━━━━━ Listed records
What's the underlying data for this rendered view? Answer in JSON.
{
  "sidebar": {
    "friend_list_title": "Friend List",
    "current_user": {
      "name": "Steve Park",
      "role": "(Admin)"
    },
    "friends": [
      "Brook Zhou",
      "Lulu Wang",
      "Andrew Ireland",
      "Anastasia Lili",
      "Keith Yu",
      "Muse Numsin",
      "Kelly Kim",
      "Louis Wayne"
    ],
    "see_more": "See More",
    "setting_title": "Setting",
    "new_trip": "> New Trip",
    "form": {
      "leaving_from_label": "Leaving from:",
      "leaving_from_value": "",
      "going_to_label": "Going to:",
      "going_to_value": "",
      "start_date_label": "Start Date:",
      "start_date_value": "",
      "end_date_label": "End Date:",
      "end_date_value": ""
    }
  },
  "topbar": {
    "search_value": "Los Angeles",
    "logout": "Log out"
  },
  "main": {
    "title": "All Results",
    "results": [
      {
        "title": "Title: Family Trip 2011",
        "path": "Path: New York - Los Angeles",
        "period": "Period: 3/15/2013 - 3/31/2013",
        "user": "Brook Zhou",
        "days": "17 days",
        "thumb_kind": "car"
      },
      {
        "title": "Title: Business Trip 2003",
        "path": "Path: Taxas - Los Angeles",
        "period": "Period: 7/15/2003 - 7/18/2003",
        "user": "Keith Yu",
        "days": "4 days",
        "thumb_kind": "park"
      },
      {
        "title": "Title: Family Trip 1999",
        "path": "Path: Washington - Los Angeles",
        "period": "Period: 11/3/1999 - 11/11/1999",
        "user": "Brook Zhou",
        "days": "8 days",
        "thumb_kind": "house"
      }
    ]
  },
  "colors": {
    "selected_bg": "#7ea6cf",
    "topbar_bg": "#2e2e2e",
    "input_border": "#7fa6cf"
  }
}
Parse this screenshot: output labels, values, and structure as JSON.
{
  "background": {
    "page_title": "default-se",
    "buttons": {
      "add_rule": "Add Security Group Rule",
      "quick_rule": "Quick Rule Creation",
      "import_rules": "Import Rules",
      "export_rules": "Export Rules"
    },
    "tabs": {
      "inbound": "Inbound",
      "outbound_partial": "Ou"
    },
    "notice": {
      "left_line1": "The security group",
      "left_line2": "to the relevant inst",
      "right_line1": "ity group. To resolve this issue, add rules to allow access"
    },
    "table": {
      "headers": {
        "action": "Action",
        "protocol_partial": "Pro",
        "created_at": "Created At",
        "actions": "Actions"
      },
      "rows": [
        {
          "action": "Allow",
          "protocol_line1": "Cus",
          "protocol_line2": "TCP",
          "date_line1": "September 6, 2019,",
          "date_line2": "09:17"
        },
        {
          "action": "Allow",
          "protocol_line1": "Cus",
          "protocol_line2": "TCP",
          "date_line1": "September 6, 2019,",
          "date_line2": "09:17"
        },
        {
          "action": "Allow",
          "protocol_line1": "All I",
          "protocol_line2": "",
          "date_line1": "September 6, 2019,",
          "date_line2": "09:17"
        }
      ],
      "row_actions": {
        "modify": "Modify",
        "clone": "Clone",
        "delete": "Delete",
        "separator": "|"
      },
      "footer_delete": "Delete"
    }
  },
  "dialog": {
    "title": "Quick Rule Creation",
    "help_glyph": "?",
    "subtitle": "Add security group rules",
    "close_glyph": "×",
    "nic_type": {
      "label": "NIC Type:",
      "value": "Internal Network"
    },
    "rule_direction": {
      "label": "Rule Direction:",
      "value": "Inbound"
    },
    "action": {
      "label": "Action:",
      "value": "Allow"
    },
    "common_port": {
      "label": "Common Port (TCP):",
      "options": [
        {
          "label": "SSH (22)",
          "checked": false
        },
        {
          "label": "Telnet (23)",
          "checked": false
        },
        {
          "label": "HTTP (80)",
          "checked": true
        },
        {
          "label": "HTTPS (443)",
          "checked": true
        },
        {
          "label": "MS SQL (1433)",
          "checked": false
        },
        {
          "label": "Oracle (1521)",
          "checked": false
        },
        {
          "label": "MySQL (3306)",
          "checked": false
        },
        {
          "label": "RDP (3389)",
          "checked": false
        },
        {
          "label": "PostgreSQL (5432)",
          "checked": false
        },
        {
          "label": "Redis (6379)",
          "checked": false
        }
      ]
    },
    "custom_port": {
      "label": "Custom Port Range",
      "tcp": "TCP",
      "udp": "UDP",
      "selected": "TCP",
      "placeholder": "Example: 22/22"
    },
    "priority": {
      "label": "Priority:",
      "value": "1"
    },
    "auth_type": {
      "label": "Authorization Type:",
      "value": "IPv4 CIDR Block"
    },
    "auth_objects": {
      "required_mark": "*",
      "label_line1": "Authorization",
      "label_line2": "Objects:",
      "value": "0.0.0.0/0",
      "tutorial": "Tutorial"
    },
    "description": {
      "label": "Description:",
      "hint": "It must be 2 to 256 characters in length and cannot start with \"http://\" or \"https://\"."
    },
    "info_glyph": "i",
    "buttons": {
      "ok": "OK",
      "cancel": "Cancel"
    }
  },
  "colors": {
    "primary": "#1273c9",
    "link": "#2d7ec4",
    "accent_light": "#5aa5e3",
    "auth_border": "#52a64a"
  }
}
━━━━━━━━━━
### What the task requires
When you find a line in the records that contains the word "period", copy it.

### Output for this exercise
        "period": "Period: 3/15/2013 - 3/31/2013",
        "period": "Period: 7/15/2003 - 7/18/2003",
        "period": "Period: 11/3/1999 - 11/11/1999",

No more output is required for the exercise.